::: RECORDS TO PROCESS :::
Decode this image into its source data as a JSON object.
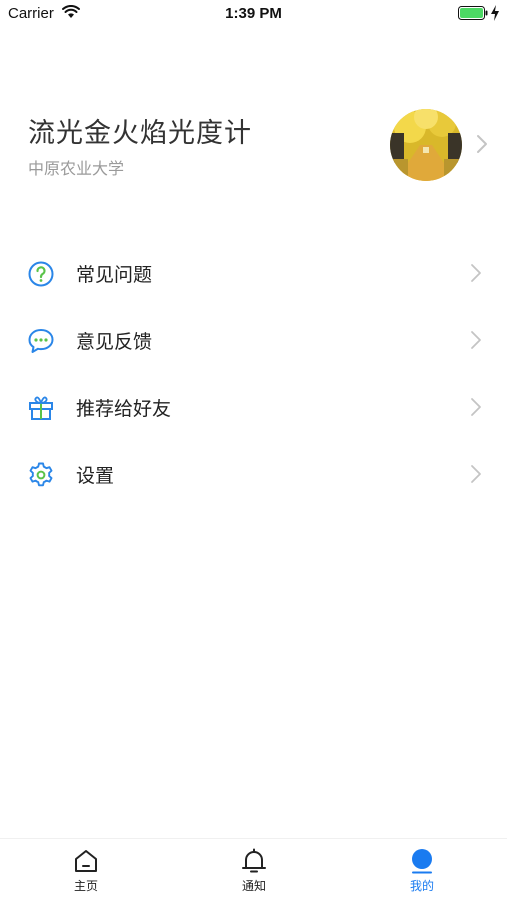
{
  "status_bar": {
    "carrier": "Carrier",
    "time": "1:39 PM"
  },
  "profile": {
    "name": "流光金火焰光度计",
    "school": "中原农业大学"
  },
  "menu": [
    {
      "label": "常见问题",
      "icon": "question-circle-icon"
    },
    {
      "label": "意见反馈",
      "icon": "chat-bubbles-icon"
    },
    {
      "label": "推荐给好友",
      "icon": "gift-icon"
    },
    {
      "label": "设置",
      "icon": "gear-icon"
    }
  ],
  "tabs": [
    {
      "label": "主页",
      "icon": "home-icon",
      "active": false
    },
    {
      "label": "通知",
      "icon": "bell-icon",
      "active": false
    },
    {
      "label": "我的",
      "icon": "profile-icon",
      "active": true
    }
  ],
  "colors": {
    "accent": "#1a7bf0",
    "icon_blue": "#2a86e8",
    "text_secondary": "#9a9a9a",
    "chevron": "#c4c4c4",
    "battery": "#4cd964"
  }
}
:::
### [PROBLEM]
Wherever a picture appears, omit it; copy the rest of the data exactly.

### [TASK SOLUTION]
Decode this image into its source data as a JSON object.
{
  "status_bar": {
    "carrier": "Carrier",
    "time": "1:39 PM"
  },
  "profile": {
    "name": "流光金火焰光度计",
    "school": "中原农业大学"
  },
  "menu": [
    {
      "label": "常见问题",
      "icon": "question-circle-icon"
    },
    {
      "label": "意见反馈",
      "icon": "chat-bubbles-icon"
    },
    {
      "label": "推荐给好友",
      "icon": "gift-icon"
    },
    {
      "label": "设置",
      "icon": "gear-icon"
    }
  ],
  "tabs": [
    {
      "label": "主页",
      "icon": "home-icon",
      "active": false
    },
    {
      "label": "通知",
      "icon": "bell-icon",
      "active": false
    },
    {
      "label": "我的",
      "icon": "profile-icon",
      "active": true
    }
  ],
  "colors": {
    "accent": "#1a7bf0",
    "icon_blue": "#2a86e8",
    "text_secondary": "#9a9a9a",
    "chevron": "#c4c4c4",
    "battery": "#4cd964"
  }
}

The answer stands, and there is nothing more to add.